cushioning pads on opposite sides of the critical surface member;

said pads being disposed about the periphery of said critical surface member so as to leave the central area unobstructed; and

a protective shield of fusible material positioned over said critical surface said shield being fusible at temperatures normally generated by weapon flight.

2. The fuze construction of claim 1 wherein the parts are circular in form.

3. The fuze construction of claim 1 wherein a load distribution washer having an open area is located between the protective shield and the critical area.

4. The fuze construction of claim 1 wherein the protective shield is formed of an alloy of bismuth, lead and tin.

5. The fuze construction of claim 1 wherein the protective shield is formed of an alloy of bismuth 52.5%, lead 32.0% and tin 15.5%.

6. The fuze construction of claim 1 wherein the protective shield is approximately .0015" thick.

7. A fuze for an aerial Weapon comprising:

a casing having a central opening, said opening being bounded by an inwardly projecting ledge;

a critical surface assembly including a critical surface member located within said opening and resting on said ledge;

a second ledge Within said opening and spaced from the first ledge a distance to accommodate the critical surface assembly;

a flat washer with its outer portion resting on the second ledge and its inner portion projecting inwardly 4 to overhang the periphery of the critical surface assembly; a thin flat shield of metal overlying and protecting said critical surface; said shield having a melting point substantially below the temperature reached by the weapon in flight; and a retaining ring having an open central area and serving to retain the parts in close relationship.

References Cited UNITED STATES PATENTS 3,026,805 3/1962 Becker 10270.2 3,065,930 11/1962 Edelman 244-3.16 3,080,817 3/1963 Robinson et a1. 102-925 3,113,521 12/1963 Waller 10292.5

BENJAMIN A. BORCHELT, Primary Examiner.

SAMUEL FEINBERG, Examiner.

20 W. C. ROCH, Assistant Examiner.

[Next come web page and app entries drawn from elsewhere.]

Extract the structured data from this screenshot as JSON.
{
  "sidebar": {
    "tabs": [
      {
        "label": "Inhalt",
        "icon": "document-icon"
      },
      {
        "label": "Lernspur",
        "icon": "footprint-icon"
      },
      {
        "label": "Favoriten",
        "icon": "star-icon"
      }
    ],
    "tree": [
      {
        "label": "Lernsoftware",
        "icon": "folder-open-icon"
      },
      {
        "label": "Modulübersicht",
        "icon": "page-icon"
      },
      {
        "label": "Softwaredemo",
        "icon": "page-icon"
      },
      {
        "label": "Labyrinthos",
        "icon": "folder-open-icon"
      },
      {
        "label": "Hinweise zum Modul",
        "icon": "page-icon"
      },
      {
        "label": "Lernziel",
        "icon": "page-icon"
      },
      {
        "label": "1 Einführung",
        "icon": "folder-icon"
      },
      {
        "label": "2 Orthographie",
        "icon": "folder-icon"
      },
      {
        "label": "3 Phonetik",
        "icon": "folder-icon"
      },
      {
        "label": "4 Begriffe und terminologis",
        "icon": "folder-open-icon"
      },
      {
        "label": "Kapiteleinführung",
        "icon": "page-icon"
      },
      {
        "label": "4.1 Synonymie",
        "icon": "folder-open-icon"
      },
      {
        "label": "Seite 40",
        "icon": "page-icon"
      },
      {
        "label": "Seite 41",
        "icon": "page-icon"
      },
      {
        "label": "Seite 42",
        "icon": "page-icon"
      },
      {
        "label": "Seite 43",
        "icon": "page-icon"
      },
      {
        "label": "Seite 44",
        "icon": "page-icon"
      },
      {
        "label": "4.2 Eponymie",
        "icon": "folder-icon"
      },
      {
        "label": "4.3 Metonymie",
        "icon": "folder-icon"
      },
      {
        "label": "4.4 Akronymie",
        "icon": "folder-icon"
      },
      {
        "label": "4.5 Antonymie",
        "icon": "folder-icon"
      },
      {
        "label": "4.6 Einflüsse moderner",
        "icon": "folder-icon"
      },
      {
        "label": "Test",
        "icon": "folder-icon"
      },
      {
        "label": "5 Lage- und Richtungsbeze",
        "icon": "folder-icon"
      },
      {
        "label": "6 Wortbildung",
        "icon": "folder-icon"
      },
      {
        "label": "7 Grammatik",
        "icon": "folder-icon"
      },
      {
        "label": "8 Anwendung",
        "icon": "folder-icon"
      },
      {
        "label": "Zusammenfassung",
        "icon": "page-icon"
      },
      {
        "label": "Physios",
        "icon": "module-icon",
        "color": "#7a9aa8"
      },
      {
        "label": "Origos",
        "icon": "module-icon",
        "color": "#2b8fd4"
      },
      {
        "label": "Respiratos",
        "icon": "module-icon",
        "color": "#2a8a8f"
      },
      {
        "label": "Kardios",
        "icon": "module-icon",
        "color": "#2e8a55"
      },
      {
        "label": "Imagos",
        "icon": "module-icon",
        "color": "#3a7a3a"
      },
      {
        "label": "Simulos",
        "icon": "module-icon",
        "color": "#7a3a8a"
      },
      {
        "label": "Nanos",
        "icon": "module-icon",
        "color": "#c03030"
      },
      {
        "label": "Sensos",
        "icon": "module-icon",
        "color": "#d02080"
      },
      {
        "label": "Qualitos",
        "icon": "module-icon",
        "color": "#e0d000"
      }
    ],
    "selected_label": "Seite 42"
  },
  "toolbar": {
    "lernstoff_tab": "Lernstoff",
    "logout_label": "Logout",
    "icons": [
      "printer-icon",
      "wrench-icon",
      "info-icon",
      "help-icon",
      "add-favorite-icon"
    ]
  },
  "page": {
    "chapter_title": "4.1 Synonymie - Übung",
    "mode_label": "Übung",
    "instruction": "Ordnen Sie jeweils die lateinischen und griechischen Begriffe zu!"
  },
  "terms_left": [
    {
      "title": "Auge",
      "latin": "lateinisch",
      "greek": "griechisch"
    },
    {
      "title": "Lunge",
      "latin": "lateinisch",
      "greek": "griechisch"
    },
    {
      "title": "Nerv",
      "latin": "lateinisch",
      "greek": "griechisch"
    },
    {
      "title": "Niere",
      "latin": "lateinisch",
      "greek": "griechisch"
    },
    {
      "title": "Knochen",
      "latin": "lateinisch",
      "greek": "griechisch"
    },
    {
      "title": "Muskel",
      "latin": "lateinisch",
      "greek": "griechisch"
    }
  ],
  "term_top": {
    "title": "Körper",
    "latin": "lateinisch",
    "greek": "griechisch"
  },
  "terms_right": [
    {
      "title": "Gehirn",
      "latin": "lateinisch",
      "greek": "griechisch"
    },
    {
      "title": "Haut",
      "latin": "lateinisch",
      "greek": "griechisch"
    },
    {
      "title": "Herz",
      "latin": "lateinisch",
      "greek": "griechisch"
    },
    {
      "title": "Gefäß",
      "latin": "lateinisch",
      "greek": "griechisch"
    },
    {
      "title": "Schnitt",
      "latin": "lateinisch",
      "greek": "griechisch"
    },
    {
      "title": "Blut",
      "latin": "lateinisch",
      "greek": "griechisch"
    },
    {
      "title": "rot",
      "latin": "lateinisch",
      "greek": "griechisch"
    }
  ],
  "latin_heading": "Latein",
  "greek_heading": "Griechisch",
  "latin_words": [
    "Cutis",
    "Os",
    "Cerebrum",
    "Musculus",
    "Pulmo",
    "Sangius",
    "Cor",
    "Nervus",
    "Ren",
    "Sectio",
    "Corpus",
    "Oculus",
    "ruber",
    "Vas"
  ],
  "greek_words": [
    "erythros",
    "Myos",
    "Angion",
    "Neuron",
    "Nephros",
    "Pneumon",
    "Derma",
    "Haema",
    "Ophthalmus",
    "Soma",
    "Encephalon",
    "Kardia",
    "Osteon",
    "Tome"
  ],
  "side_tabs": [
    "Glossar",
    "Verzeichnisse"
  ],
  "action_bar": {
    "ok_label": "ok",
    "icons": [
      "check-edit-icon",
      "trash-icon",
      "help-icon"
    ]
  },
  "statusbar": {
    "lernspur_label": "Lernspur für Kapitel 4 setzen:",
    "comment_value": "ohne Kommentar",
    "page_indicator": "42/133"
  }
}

Patent Citations
Cited PatentFiling datePublication dateApplicantTitle
US3026805 *May 12, 1950Mar 27, 1962Becker Robert APhotoelectric influence detector and arming device for torpedoes
US3065930 *Oct 12, 1956Nov 27, 1962Gilbert M EdelmanGuidance system
US3080817 *Sep 28, 1960Mar 12, 1963Robinson Jr Ralph OProtective cover for an aerial missile
US3113521 *Feb 2, 1959Dec 10, 1963Nuclear Corp Of America IncSilica heat barrier
Referenced by
Citing PatentFiling datePublication dateApplicantTitle
US4515082 *Sep 22, 1983May 7, 1985Ford Aerospace & Communications CorporationGuided projectile lens cover
US5187321 *Nov 5, 1991Feb 16, 1993Colebrand LimitedProtective device
US5758845 *Sep 9, 1996Jun 2, 1998Raytheon CompanyVehicle having a ceramic radome with a compliant, disengageable attachment
US6241184 *Sep 10, 1996Jun 5, 2001Raytheon CompanyVehicle having a ceramic radome joined thereto by an actively brazed compliant metallic transition element
US7093799 *Aug 5, 2003Aug 22, 2006BODENSEEWERK GERäTETECHNIK GMBHGuided missile having a jettisoned protective cap
US8400708Mar 19, 2008Mar 19, 2013Martin RobinsonInfrared window assembly with internal and external cover
WO2000004336A1 *Jul 15, 1999Jan 27, 2000Matra Bae Dynamics Uk LtdProtective cover for a window
Classifications
U.S. Classification102/200, 102/213, 244/158.1
International ClassificationF42C19/04, F42C19/00
Cooperative ClassificationF42C19/04
European ClassificationF42C19/04